Only lines holding the word "開催データを取得" are wanted. Copy them from the listing below.

- [Exercise data]:
*** Begin section ***
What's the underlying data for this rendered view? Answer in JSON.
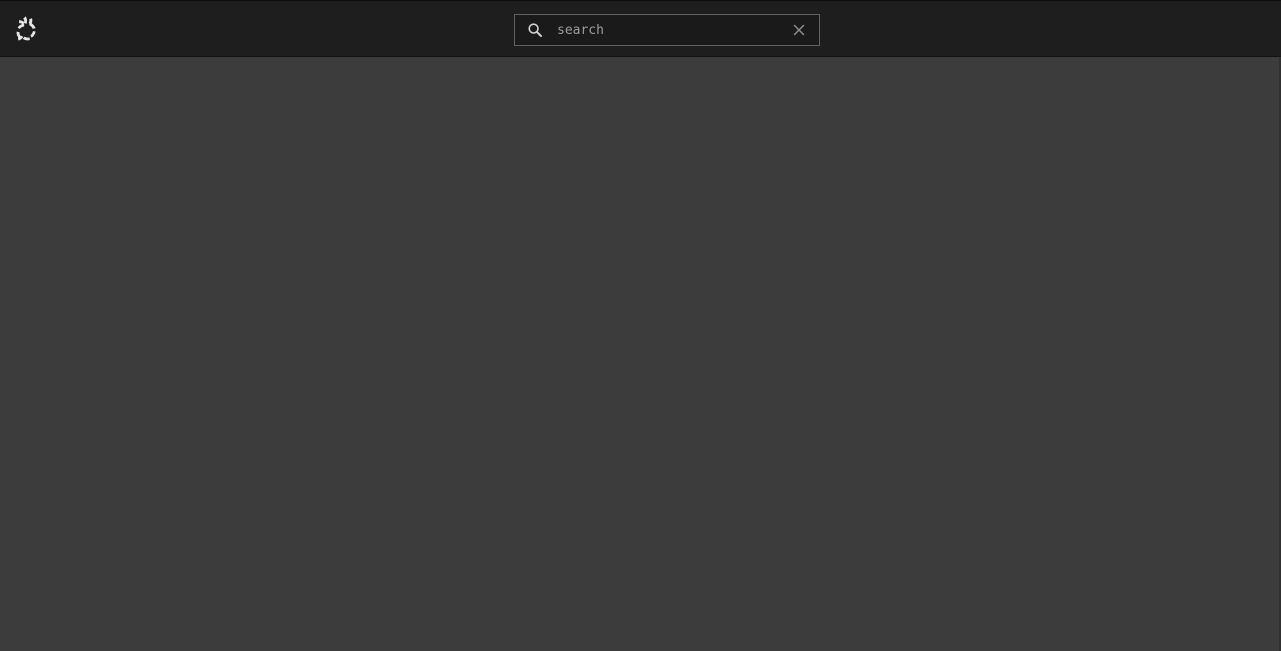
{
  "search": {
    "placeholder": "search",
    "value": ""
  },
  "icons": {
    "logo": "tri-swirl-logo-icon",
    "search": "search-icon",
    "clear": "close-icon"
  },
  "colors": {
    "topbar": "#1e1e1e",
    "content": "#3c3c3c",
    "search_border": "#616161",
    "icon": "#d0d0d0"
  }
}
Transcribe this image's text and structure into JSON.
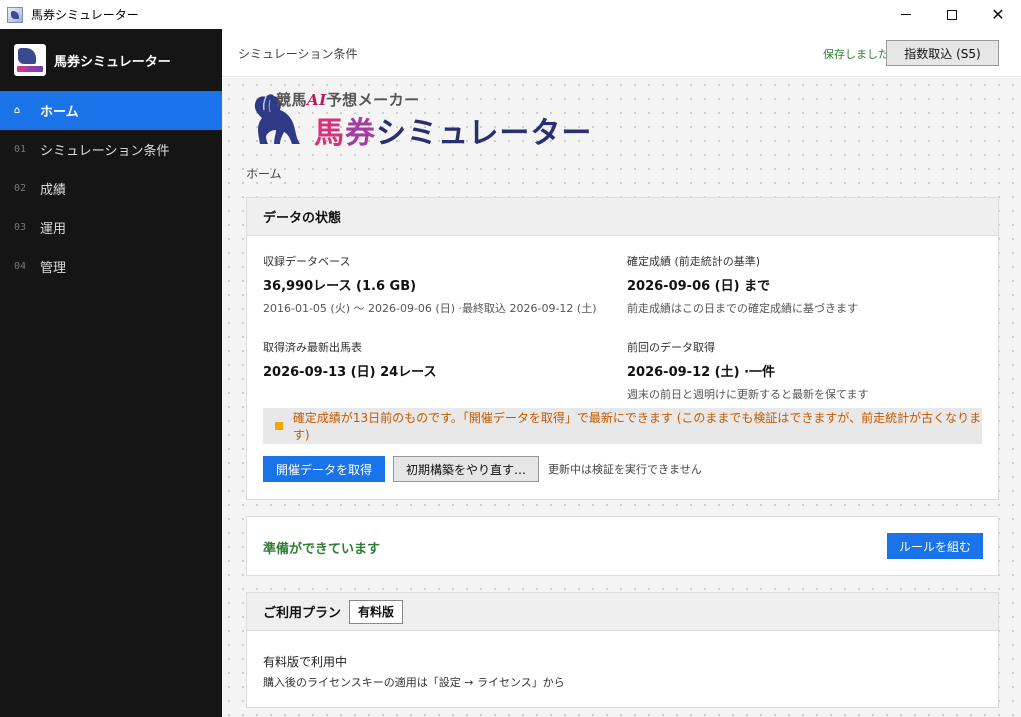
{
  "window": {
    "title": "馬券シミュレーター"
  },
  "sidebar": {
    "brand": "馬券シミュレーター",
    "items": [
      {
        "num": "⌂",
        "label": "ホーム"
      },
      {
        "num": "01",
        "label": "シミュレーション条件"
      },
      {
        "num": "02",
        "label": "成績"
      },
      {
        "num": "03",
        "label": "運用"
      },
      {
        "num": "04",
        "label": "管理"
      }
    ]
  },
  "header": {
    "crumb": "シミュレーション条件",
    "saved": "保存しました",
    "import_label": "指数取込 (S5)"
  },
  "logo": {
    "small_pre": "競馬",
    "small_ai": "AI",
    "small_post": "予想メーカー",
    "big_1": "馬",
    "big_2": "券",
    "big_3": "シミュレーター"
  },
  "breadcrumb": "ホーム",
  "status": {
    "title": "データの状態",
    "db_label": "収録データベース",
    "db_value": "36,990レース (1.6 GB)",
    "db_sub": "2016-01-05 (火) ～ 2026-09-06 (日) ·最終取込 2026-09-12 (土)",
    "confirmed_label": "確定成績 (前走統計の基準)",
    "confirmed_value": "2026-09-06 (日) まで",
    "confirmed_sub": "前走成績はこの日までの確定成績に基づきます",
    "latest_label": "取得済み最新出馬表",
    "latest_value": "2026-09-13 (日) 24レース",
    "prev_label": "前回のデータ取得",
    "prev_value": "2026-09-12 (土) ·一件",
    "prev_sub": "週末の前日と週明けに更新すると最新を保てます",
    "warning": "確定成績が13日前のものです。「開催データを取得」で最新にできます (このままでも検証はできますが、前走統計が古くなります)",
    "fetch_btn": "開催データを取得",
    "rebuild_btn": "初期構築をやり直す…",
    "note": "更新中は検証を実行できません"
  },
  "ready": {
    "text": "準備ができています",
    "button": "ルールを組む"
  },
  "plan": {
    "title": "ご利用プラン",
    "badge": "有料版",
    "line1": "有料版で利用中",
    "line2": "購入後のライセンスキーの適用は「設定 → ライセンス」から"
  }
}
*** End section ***
- [Task answer]:
    "warning": "確定成績が13日前のものです。「開催データを取得」で最新にできます (このままでも検証はできますが、前走統計が古くなります)",
    "fetch_btn": "開催データを取得",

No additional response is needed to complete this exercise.